In May, students from Mercy College’s Physician Assistant Program traveled to The Gambia on a 10-day humanitarian medical mission. The team — which included 22 students, two alumni and four faculty members — provided free medical care to approximately 750 people. This was Mercy’s third trip to The Gambia, with the last one dating back to 2019.
“Many people hadn’t seen a doctor since the last time Mercy visited four years ago,” said Mercy College student Emily See, M.S. ’24. “There were patients with lots of problems, some of whom we couldn’t help because it was years too late. That was heartbreaking.”
Over the course of five days, the Mercy team treated patients both in a makeshift clinic in Penyem — a village just over an hour outside the capital — and the Bundung Maternal and Child Health Hospital. The trip was organized by the African Cultural Exchange, a U.S.-based nonprofit that facilitates humanitarian programs in Africa.
The Mercy team treated all kinds of medical needs ranging from basic to emergencies, including lacerations to respiratory distress. For example, patients had lacerations, infected abscesses and fungal infections. One person was vomiting blood, a few people had seizures while waiting in line and a baby arrived in full respiratory distress. Students also got to see diseases that are rare in the U.S., including syphilis and tuberculosis.

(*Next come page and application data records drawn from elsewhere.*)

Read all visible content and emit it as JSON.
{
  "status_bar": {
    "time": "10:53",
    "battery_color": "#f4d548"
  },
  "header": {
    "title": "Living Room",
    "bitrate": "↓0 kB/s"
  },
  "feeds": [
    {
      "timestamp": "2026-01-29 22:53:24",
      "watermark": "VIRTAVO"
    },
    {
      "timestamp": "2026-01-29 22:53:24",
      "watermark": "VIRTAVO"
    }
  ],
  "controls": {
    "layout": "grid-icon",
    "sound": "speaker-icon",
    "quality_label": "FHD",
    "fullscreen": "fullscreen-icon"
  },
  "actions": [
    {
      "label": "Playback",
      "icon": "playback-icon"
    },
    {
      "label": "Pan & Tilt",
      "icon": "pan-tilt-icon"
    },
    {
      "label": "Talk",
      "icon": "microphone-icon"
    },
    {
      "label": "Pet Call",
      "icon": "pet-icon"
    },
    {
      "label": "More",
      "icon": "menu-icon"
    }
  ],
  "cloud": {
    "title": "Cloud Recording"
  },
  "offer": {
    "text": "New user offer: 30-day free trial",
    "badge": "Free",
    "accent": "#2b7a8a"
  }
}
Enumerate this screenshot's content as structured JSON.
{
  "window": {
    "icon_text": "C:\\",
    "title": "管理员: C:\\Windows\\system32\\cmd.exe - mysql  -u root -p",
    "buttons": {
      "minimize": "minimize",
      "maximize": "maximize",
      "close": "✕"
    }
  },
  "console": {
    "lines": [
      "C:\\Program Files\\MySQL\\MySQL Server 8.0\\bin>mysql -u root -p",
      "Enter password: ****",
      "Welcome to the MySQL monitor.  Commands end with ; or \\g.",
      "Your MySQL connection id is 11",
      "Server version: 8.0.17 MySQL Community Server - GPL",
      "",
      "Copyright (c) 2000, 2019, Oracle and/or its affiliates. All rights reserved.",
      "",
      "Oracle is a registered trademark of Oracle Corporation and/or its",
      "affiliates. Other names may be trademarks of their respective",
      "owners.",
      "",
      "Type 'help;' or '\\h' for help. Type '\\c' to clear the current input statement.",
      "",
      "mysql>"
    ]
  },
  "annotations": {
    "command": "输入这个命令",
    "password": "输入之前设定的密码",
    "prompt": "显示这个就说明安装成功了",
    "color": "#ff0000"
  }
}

“In The Gambia, students put together pieces from the whole didactic year to formulate diagnoses,” said Mercy College Assistant Professor Lorraine Cashin, M.S. ’01, director of the Physician Assistant Program. “There’s such value in students practicing how to use their own observations and patients’ responses to come up with diagnoses as opposed to relying on all the tests and machines that practitioners often use in the U.S.”
See was grateful for all the practice: “Faculty members really let us lead everything with zero judgment, which was amazing. I learned how to think on my feet to solve a problem in a different way since I didn’t have all the tests or equipment you’d have in the U.S. I was thinking about not just how to treat a patient but maybe five treatments down the line because we didn't have access to the first four.”
On the last day, students worked rapid fire after a quick lunch to see all the remaining patients before catching their return flight. “I’ll never forget the desperation on their faces,” said See. “They stuck around hoping we'd see them even though we’d already closed the clinic.”
The trip taught Harry to be even more humble and respectful of how others live. He plans to continue his service by mentoring a young man in the village who wants to study medicine: “If he brings that education back to the village, that’ll help many more people.”
Medical missions arranged by Mercy’s School of Health and Natural Sciences – such as the missions to The Gambia and the Dominican Republic which look place earlier this year - provide students with invaluable clinical experience and offer unique insights into the health care profession. Even more so, Mercy’s mission trips contribute to global health efforts in a post-COVID 19 reality where many countries are grappling with extreme disparity and lack of medical services. In preparing future generations of workers to confidently meet the needs of their diverse patients and navigate a rapidly evolving health care landscape, the trips exemplify the Mercy College mission.
To learn more about the Mercy College Physician Assistant Program, please click here.